What is needed
Could you show each line of the records that contains the word "accent"?

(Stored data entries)
= = = =
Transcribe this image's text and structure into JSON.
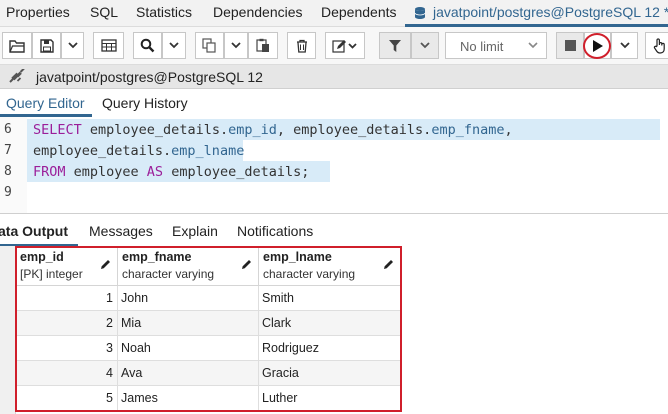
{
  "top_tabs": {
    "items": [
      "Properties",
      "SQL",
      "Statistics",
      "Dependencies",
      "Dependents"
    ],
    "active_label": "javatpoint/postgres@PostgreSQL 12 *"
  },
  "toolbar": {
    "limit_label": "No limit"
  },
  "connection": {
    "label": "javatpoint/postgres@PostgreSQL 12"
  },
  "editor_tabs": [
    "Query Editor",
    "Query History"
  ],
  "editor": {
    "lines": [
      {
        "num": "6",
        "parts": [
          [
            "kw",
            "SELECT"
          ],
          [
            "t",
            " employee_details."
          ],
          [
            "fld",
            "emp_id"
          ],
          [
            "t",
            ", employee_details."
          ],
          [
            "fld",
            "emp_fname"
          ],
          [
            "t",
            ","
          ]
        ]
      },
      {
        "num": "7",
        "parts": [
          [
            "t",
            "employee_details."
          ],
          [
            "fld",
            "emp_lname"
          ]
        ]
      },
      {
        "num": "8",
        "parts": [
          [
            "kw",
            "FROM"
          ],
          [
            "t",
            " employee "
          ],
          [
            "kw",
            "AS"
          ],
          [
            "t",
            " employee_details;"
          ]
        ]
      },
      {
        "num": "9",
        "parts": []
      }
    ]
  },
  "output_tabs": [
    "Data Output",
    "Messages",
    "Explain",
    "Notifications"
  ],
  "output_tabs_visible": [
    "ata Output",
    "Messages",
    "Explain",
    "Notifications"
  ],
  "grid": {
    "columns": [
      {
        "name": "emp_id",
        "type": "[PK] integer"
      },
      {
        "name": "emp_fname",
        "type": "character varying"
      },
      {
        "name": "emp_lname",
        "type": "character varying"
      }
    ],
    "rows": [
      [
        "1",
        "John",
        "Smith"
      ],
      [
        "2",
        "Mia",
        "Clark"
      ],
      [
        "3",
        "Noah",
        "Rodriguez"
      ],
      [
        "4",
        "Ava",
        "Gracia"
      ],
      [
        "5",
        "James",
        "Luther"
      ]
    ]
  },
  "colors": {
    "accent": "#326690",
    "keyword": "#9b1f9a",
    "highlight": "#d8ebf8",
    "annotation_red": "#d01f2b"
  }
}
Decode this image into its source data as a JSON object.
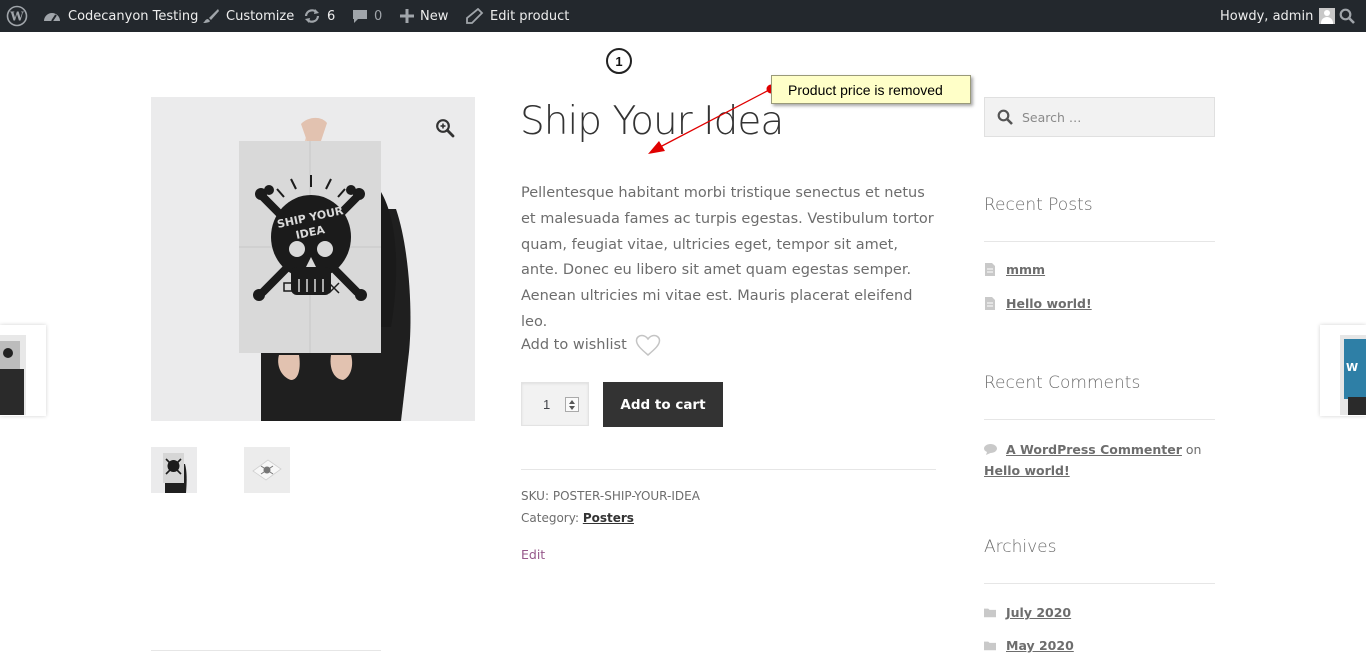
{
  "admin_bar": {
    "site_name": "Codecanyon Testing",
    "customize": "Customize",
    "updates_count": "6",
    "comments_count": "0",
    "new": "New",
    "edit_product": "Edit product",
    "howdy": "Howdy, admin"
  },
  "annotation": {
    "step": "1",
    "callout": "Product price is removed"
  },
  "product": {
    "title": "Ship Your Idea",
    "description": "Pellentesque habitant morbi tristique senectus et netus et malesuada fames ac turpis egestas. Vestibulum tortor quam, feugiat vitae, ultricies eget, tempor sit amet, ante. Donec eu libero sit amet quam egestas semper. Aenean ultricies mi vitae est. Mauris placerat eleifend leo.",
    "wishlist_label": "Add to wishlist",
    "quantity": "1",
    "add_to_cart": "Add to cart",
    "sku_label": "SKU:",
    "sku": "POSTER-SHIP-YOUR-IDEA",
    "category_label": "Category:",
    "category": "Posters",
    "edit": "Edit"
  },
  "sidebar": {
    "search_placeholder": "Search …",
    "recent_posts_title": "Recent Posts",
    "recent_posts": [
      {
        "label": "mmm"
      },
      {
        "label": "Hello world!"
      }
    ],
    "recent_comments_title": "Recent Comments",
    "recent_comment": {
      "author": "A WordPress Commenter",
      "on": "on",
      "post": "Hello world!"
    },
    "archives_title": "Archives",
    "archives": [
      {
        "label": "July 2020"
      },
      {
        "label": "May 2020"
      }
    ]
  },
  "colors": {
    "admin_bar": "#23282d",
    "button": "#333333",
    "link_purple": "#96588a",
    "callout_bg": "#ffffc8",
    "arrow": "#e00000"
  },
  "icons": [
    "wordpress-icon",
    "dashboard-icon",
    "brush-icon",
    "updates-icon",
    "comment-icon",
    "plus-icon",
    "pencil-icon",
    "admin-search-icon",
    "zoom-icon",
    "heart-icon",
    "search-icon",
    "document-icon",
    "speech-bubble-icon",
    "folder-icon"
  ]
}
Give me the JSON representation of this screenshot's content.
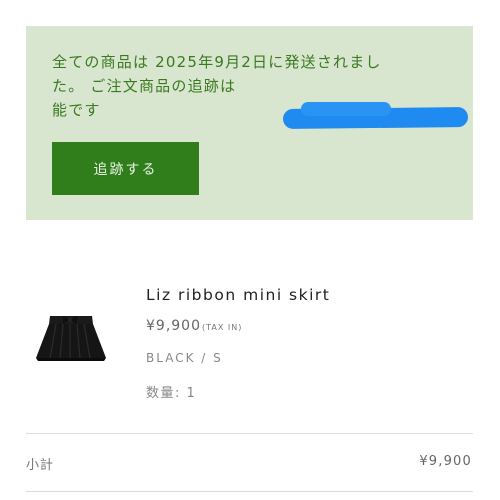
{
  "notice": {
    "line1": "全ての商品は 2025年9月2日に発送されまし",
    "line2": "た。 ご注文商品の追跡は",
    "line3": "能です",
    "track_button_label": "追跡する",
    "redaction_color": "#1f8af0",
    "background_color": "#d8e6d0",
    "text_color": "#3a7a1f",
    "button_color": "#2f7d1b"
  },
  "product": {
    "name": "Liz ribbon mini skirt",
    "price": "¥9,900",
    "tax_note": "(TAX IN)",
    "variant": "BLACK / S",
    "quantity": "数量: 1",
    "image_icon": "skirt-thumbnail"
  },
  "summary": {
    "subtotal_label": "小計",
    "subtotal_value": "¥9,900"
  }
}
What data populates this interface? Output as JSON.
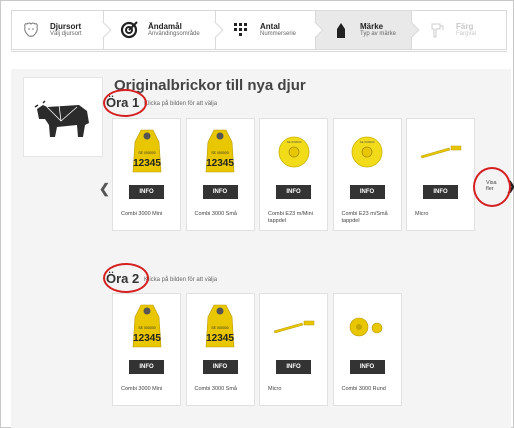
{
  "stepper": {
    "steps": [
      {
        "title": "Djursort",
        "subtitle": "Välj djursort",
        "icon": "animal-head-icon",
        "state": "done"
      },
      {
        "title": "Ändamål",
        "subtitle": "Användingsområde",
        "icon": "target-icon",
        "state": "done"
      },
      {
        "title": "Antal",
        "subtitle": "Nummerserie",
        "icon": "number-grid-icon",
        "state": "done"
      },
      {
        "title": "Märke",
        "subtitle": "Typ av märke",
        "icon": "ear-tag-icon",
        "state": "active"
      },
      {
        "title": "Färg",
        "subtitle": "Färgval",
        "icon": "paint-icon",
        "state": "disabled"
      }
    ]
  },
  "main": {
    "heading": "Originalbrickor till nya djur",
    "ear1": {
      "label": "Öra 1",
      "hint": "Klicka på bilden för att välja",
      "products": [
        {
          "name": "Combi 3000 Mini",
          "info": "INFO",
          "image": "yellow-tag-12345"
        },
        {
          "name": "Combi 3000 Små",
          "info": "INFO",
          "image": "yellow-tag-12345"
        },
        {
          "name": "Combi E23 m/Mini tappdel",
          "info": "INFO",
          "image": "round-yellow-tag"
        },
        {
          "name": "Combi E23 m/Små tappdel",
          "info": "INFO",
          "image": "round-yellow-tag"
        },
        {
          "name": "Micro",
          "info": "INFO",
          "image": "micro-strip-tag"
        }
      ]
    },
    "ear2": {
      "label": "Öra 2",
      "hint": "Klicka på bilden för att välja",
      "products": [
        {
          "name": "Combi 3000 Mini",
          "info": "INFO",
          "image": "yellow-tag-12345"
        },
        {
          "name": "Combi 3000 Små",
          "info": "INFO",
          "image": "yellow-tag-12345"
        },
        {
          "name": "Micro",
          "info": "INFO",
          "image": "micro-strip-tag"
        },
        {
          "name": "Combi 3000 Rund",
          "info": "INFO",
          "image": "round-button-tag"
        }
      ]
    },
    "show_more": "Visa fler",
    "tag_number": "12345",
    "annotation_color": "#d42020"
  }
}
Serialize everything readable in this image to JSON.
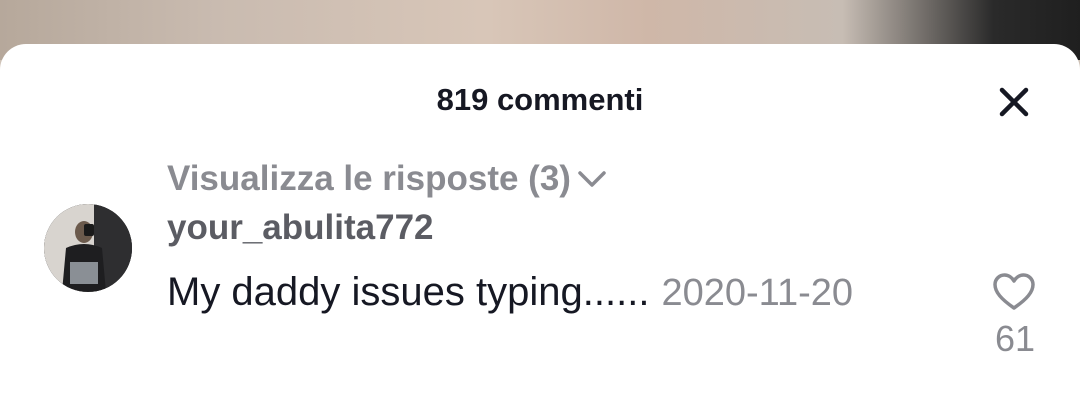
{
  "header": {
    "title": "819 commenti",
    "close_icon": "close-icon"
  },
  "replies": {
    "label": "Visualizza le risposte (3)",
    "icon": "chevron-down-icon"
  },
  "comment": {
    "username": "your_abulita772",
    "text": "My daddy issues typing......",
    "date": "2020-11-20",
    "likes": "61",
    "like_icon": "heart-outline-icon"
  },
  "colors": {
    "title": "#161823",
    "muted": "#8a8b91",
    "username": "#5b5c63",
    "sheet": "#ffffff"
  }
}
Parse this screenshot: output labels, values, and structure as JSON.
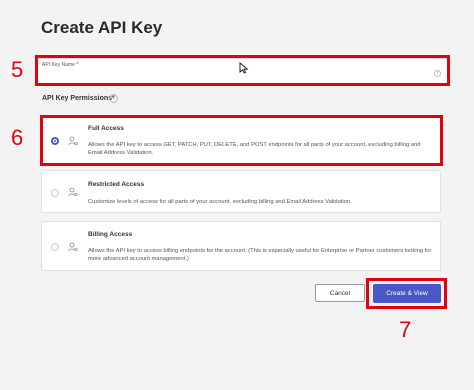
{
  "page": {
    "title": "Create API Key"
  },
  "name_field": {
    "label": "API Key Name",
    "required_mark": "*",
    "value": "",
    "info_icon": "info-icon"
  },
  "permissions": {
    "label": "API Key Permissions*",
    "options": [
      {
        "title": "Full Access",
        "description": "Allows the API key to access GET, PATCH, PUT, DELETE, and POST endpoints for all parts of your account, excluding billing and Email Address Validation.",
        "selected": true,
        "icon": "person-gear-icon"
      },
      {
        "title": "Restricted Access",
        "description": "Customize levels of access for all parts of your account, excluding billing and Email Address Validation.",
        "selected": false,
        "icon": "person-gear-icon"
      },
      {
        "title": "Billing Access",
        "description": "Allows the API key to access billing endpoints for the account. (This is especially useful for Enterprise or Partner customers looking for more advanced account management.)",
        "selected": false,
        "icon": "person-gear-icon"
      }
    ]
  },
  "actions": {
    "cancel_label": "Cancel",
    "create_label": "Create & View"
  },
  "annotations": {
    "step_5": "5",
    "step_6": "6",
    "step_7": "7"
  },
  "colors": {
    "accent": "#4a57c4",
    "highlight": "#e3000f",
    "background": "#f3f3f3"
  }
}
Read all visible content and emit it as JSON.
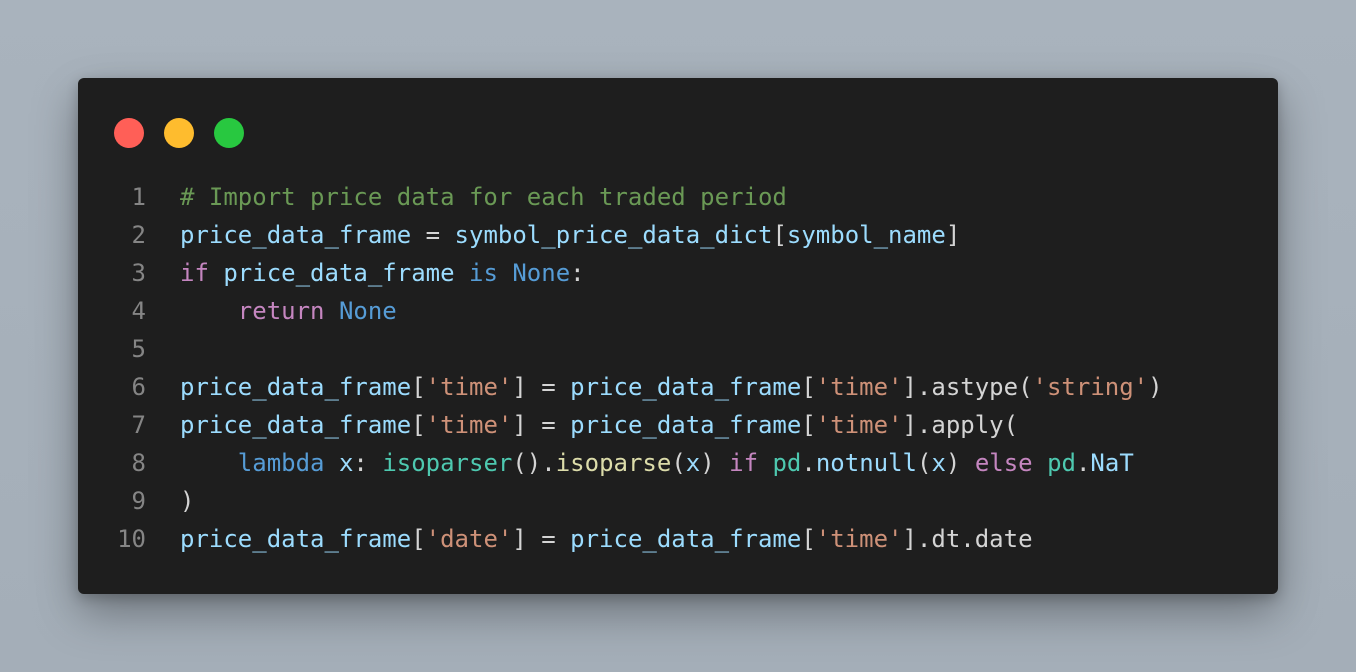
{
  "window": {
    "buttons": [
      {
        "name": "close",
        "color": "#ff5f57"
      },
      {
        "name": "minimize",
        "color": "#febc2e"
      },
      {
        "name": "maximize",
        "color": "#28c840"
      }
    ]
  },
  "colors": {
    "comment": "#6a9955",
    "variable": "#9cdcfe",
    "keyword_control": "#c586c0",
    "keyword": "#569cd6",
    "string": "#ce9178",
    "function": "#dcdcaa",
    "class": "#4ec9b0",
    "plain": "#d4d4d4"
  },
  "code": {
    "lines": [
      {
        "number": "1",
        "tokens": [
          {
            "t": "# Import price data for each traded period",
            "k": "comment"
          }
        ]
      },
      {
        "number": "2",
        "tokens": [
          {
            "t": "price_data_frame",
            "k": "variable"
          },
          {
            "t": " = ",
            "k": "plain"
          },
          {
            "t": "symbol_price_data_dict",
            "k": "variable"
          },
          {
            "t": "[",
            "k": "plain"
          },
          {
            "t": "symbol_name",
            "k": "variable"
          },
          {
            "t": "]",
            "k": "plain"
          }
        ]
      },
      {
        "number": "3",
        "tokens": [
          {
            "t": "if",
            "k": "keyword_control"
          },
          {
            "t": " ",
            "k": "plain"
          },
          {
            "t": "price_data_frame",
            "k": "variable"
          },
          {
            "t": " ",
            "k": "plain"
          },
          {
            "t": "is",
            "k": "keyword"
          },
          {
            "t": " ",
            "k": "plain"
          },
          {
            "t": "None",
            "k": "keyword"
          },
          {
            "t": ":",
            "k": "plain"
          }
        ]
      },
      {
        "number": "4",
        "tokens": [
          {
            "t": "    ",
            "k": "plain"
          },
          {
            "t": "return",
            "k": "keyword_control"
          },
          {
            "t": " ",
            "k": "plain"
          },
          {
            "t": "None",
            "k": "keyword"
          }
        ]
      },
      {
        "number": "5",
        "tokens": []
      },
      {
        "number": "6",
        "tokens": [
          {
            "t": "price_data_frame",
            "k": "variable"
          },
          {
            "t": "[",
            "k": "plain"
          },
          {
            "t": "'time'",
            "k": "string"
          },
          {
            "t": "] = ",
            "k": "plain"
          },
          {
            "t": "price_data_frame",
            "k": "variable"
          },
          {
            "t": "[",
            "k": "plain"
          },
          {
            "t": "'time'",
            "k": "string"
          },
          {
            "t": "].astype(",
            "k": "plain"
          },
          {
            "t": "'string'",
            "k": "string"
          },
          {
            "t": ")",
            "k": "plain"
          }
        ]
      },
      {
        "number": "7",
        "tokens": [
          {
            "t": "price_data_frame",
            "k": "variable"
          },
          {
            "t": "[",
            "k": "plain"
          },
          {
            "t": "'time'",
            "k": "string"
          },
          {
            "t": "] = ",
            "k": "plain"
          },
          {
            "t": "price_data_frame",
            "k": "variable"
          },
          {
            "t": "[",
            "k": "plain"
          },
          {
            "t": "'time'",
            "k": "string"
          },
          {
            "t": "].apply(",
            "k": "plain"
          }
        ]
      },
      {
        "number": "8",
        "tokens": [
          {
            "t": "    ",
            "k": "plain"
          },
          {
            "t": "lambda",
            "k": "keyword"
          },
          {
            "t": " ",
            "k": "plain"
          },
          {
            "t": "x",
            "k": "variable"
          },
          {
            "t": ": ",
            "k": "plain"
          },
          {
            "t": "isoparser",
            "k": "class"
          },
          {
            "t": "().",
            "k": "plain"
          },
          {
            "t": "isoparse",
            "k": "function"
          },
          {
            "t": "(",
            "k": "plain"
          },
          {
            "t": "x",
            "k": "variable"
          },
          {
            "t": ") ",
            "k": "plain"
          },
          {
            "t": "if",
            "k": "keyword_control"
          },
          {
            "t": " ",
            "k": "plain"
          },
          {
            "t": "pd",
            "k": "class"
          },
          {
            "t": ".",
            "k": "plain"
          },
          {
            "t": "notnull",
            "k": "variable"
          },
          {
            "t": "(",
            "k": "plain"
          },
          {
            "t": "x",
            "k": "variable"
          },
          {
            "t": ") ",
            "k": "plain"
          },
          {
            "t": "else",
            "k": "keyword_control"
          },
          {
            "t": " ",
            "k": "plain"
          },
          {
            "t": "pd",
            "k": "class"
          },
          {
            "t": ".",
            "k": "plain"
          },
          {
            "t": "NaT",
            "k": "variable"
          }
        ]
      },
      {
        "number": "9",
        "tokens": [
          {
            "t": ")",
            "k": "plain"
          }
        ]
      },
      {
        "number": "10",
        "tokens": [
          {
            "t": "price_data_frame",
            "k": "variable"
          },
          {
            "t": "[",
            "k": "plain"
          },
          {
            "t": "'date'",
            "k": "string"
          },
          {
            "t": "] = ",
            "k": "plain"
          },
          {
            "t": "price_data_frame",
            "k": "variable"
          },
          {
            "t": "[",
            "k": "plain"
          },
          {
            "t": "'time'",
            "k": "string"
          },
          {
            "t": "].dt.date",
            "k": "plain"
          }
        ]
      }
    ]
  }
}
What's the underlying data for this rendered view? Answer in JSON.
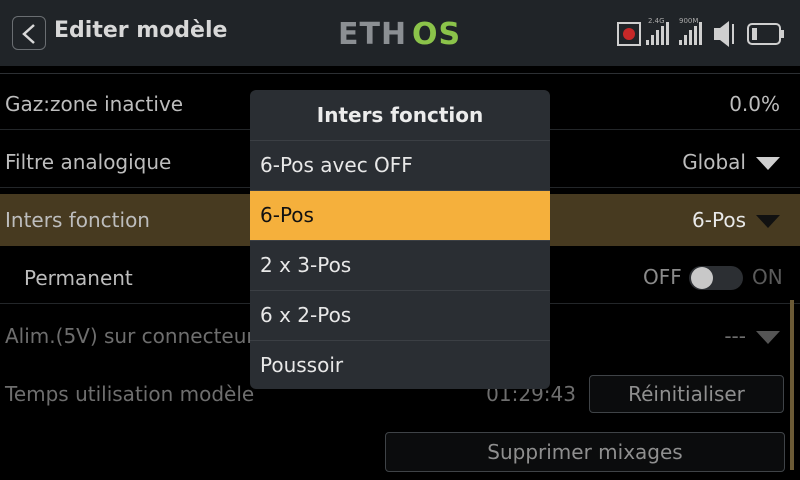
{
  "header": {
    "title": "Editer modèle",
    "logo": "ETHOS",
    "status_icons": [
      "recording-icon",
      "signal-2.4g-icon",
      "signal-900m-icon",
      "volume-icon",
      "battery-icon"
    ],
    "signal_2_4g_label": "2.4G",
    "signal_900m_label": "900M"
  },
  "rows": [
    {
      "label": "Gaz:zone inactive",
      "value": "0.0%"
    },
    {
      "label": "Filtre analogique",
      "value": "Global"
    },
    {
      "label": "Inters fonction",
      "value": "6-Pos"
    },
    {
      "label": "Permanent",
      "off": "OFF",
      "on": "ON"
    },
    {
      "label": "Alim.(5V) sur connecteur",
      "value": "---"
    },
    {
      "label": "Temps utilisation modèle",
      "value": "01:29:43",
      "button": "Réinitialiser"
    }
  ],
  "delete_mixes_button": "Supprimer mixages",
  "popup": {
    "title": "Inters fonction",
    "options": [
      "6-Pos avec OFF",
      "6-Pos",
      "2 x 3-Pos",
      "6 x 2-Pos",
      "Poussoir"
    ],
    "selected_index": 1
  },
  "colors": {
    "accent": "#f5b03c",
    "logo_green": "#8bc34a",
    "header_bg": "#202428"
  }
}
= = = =
Response to this exercise
    "accent": "#326690",
    "accent": "#4a57c4",
    "accent": "#f5b03c",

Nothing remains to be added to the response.